Source records:
-------

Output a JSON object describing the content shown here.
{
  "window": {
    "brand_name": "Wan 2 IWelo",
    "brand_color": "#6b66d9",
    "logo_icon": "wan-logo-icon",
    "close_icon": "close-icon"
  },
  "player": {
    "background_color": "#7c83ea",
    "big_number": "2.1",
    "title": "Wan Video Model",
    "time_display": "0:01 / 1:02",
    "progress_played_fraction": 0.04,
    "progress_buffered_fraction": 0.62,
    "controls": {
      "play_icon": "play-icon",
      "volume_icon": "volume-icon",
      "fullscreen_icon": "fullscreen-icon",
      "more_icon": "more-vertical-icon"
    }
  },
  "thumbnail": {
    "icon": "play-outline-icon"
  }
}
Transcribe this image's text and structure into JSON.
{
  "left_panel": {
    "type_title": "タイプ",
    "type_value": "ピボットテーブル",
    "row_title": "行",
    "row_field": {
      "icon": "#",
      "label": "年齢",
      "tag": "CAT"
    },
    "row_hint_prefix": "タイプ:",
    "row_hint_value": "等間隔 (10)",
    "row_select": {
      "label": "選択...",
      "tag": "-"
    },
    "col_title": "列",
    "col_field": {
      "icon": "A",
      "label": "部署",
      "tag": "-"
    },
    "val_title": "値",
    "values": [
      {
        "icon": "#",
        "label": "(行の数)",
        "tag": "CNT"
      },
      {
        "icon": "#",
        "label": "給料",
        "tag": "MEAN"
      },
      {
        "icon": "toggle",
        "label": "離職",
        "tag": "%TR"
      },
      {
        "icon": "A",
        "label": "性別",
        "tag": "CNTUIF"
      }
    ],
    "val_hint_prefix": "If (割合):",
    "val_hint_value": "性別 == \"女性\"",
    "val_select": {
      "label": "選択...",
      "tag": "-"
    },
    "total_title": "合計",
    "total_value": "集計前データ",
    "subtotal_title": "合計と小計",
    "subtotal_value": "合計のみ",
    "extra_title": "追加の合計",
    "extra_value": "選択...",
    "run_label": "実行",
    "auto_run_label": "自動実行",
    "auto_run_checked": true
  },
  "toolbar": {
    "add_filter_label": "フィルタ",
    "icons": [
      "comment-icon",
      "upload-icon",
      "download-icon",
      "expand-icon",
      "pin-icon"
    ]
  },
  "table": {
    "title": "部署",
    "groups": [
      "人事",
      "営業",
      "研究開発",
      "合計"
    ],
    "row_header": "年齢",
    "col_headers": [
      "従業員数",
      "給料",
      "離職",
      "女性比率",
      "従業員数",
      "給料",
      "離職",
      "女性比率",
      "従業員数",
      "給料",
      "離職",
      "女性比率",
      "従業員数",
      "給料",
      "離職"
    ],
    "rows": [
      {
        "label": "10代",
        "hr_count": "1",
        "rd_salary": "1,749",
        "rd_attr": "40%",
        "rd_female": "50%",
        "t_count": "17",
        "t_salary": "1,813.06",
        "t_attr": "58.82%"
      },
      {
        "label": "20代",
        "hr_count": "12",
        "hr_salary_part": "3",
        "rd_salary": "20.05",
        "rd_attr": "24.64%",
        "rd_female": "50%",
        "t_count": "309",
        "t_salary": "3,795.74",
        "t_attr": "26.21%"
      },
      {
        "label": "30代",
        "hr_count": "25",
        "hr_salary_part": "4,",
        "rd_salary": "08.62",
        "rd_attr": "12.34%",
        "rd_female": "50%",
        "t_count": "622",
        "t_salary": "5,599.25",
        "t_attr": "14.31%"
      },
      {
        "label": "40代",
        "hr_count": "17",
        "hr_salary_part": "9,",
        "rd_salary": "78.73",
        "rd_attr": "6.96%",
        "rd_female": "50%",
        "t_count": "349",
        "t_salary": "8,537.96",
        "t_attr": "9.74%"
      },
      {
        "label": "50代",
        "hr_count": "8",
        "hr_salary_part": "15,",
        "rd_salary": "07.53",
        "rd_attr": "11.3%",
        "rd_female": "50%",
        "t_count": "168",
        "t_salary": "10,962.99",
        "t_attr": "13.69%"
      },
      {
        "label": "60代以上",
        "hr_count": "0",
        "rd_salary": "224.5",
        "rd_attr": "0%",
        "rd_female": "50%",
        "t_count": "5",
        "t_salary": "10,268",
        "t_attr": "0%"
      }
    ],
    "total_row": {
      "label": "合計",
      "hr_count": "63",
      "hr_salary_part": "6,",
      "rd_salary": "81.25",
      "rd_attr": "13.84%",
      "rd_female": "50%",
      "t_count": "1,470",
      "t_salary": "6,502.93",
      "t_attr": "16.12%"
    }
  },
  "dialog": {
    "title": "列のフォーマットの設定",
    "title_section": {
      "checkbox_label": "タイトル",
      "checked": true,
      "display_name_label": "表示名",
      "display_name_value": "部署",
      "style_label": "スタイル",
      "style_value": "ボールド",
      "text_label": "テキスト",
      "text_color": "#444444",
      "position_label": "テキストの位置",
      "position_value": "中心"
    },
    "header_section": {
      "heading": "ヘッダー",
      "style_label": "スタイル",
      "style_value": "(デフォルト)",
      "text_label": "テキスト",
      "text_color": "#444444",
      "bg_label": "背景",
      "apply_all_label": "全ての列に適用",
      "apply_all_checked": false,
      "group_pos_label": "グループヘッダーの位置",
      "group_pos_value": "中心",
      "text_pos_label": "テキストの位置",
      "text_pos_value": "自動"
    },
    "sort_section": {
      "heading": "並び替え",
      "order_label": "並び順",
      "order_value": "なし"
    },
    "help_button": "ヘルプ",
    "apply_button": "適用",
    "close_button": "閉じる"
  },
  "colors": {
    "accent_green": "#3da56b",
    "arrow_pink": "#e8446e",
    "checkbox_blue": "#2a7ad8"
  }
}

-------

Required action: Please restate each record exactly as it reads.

Expected answer:
Output a JSON object describing the content shown here.
{
  "window": {
    "brand_name": "Wan 2 IWelo",
    "brand_color": "#6b66d9",
    "logo_icon": "wan-logo-icon",
    "close_icon": "close-icon"
  },
  "player": {
    "background_color": "#7c83ea",
    "big_number": "2.1",
    "title": "Wan Video Model",
    "time_display": "0:01 / 1:02",
    "progress_played_fraction": 0.04,
    "progress_buffered_fraction": 0.62,
    "controls": {
      "play_icon": "play-icon",
      "volume_icon": "volume-icon",
      "fullscreen_icon": "fullscreen-icon",
      "more_icon": "more-vertical-icon"
    }
  },
  "thumbnail": {
    "icon": "play-outline-icon"
  }
}
Transcribe this image's text and structure into JSON.
{
  "left_panel": {
    "type_title": "タイプ",
    "type_value": "ピボットテーブル",
    "row_title": "行",
    "row_field": {
      "icon": "#",
      "label": "年齢",
      "tag": "CAT"
    },
    "row_hint_prefix": "タイプ:",
    "row_hint_value": "等間隔 (10)",
    "row_select": {
      "label": "選択...",
      "tag": "-"
    },
    "col_title": "列",
    "col_field": {
      "icon": "A",
      "label": "部署",
      "tag": "-"
    },
    "val_title": "値",
    "values": [
      {
        "icon": "#",
        "label": "(行の数)",
        "tag": "CNT"
      },
      {
        "icon": "#",
        "label": "給料",
        "tag": "MEAN"
      },
      {
        "icon": "toggle",
        "label": "離職",
        "tag": "%TR"
      },
      {
        "icon": "A",
        "label": "性別",
        "tag": "CNTUIF"
      }
    ],
    "val_hint_prefix": "If (割合):",
    "val_hint_value": "性別 == \"女性\"",
    "val_select": {
      "label": "選択...",
      "tag": "-"
    },
    "total_title": "合計",
    "total_value": "集計前データ",
    "subtotal_title": "合計と小計",
    "subtotal_value": "合計のみ",
    "extra_title": "追加の合計",
    "extra_value": "選択...",
    "run_label": "実行",
    "auto_run_label": "自動実行",
    "auto_run_checked": true
  },
  "toolbar": {
    "add_filter_label": "フィルタ",
    "icons": [
      "comment-icon",
      "upload-icon",
      "download-icon",
      "expand-icon",
      "pin-icon"
    ]
  },
  "table": {
    "title": "部署",
    "groups": [
      "人事",
      "営業",
      "研究開発",
      "合計"
    ],
    "row_header": "年齢",
    "col_headers": [
      "従業員数",
      "給料",
      "離職",
      "女性比率",
      "従業員数",
      "給料",
      "離職",
      "女性比率",
      "従業員数",
      "給料",
      "離職",
      "女性比率",
      "従業員数",
      "給料",
      "離職"
    ],
    "rows": [
      {
        "label": "10代",
        "hr_count": "1",
        "rd_salary": "1,749",
        "rd_attr": "40%",
        "rd_female": "50%",
        "t_count": "17",
        "t_salary": "1,813.06",
        "t_attr": "58.82%"
      },
      {
        "label": "20代",
        "hr_count": "12",
        "hr_salary_part": "3",
        "rd_salary": "20.05",
        "rd_attr": "24.64%",
        "rd_female": "50%",
        "t_count": "309",
        "t_salary": "3,795.74",
        "t_attr": "26.21%"
      },
      {
        "label": "30代",
        "hr_count": "25",
        "hr_salary_part": "4,",
        "rd_salary": "08.62",
        "rd_attr": "12.34%",
        "rd_female": "50%",
        "t_count": "622",
        "t_salary": "5,599.25",
        "t_attr": "14.31%"
      },
      {
        "label": "40代",
        "hr_count": "17",
        "hr_salary_part": "9,",
        "rd_salary": "78.73",
        "rd_attr": "6.96%",
        "rd_female": "50%",
        "t_count": "349",
        "t_salary": "8,537.96",
        "t_attr": "9.74%"
      },
      {
        "label": "50代",
        "hr_count": "8",
        "hr_salary_part": "15,",
        "rd_salary": "07.53",
        "rd_attr": "11.3%",
        "rd_female": "50%",
        "t_count": "168",
        "t_salary": "10,962.99",
        "t_attr": "13.69%"
      },
      {
        "label": "60代以上",
        "hr_count": "0",
        "rd_salary": "224.5",
        "rd_attr": "0%",
        "rd_female": "50%",
        "t_count": "5",
        "t_salary": "10,268",
        "t_attr": "0%"
      }
    ],
    "total_row": {
      "label": "合計",
      "hr_count": "63",
      "hr_salary_part": "6,",
      "rd_salary": "81.25",
      "rd_attr": "13.84%",
      "rd_female": "50%",
      "t_count": "1,470",
      "t_salary": "6,502.93",
      "t_attr": "16.12%"
    }
  },
  "dialog": {
    "title": "列のフォーマットの設定",
    "title_section": {
      "checkbox_label": "タイトル",
      "checked": true,
      "display_name_label": "表示名",
      "display_name_value": "部署",
      "style_label": "スタイル",
      "style_value": "ボールド",
      "text_label": "テキスト",
      "text_color": "#444444",
      "position_label": "テキストの位置",
      "position_value": "中心"
    },
    "header_section": {
      "heading": "ヘッダー",
      "style_label": "スタイル",
      "style_value": "(デフォルト)",
      "text_label": "テキスト",
      "text_color": "#444444",
      "bg_label": "背景",
      "apply_all_label": "全ての列に適用",
      "apply_all_checked": false,
      "group_pos_label": "グループヘッダーの位置",
      "group_pos_value": "中心",
      "text_pos_label": "テキストの位置",
      "text_pos_value": "自動"
    },
    "sort_section": {
      "heading": "並び替え",
      "order_label": "並び順",
      "order_value": "なし"
    },
    "help_button": "ヘルプ",
    "apply_button": "適用",
    "close_button": "閉じる"
  },
  "colors": {
    "accent_green": "#3da56b",
    "arrow_pink": "#e8446e",
    "checkbox_blue": "#2a7ad8"
  }
}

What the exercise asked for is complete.